Euphorbia pulcherrima cvs. Freedom, SUPJIBI, and Celebrate 2 were sprayed with paclobutrazol or a tank mix of daminozide and chlormequat at week 40, 41, 42, 43, or 44. Application time had little effect on plant size. The tank mix had greater efficacy on `Freedom' but not on the other cultivars. Interactions for bract size indicated: 1) time of application had less effect on `Freedom', 2) there was little difference between the chemicals on `SUPJIBI', but the tank mix had greater efficacy on the other cultivars, and 3) the tank mix had greater efficacy than paclobutrazol during weeks 41, 42, and 43.
`Freedom', `Celebrate 2', `SUPJIBI', and `V-14 Glory' were planted on 8 or 15 Aug. and placed under short days on 12, 19, or 26 Sept. `Freedom' reached anthesis between 30 Oct. and 6 Nov., about 5 days before `SUPJIBI' and `Celebrate 2' and 7-10 days ahead of `V-14 Glory'. `Freedom' planted in Aug. and given short days 14 days apart flowered only 7 days apart (40 to 47 days from start of short days), but when planted in Sept. flowering was in 54 days and each long day resulted in 1 day delay in flowering.

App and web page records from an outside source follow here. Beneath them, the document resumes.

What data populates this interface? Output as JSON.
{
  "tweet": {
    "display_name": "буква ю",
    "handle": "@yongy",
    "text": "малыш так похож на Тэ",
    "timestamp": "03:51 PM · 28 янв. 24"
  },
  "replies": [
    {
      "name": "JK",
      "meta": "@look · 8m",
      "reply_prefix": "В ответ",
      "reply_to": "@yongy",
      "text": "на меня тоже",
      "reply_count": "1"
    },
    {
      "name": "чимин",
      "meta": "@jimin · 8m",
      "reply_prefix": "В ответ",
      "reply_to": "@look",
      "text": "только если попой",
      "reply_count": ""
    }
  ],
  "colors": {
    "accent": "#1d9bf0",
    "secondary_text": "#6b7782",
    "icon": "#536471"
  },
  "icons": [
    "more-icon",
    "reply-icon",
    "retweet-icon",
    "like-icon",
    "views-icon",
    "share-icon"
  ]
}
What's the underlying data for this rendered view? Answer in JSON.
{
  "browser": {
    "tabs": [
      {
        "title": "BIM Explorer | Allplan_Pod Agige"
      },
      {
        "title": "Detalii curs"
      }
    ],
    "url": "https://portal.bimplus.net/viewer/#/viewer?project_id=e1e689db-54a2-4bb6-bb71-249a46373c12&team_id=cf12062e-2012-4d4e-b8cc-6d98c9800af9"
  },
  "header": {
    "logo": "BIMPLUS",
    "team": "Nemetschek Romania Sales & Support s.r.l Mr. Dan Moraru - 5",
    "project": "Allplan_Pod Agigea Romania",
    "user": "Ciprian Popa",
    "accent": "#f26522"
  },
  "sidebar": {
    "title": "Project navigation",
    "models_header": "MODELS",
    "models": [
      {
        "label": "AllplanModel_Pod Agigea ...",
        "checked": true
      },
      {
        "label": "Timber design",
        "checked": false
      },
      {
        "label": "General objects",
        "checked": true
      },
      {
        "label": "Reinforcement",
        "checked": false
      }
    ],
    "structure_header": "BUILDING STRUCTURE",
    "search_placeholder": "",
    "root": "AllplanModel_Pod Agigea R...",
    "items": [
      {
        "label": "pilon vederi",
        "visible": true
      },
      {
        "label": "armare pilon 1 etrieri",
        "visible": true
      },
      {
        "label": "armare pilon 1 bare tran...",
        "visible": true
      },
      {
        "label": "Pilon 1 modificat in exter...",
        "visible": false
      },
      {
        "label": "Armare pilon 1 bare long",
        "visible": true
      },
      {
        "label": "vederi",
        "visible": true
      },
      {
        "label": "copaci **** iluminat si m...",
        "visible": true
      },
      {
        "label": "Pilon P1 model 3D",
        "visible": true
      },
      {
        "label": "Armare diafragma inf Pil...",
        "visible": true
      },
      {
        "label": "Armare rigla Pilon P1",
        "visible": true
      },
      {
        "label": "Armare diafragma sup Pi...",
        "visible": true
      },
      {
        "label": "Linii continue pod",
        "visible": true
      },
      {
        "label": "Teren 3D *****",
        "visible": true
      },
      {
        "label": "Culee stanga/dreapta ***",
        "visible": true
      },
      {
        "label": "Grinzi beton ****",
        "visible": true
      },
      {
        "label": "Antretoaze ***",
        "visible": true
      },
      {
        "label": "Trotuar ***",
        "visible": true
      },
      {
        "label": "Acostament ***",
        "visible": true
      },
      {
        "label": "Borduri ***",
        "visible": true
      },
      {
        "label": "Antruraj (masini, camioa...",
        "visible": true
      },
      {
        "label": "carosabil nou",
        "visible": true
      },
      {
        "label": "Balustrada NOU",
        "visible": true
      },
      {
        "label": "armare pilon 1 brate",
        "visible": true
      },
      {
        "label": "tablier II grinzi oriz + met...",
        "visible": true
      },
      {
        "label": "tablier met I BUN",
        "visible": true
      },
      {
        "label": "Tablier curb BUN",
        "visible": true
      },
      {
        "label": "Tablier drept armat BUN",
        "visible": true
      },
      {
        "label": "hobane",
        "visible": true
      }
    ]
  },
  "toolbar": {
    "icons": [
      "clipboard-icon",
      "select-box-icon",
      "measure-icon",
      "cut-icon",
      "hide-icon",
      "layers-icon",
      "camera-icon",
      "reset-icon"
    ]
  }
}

Impatiens L. wallerana Hook., Salvia splendens Sello ex Nees, Tagetes erecta L., and Petunia hybrida Vilm. plants in 610-cm3 pots were sprayed with either uniconazole or paclobutrazol at concentrations from 10 to 160 mg·liter-1. For all species, both chemicals reduced plant size compared with untreated control plants, and the effect increased with higher concentrations. Uniconazole produced smaller plants than did paclobutrazol at similar concentrations. For impatiens, salvia, and marigold, there was an interaction between chemical and concentration; the degree of difference between the effects of the chemicals was greater at higher concentrations. For these three species, uniconazole elicited a quadratic response and reached saturation within the concentrations used; however, these concentrations were still in the linear portion of the dose response curve for paclobutrazol. Chemical names used: (2RS,3RS)-1-(4-chlorophenyl)-2-(1,1-dimethylethyl)-(1H-1,2,4-triazol-1-yl)pentan-3-ol (paclobutrazol); (E)-(+)-(S)-1-(4-chlorophenyl)-4,4-dimethyl-2-(1,2,4-triazol-1-yl)-pent-1-ene-3-ol (uniconazole).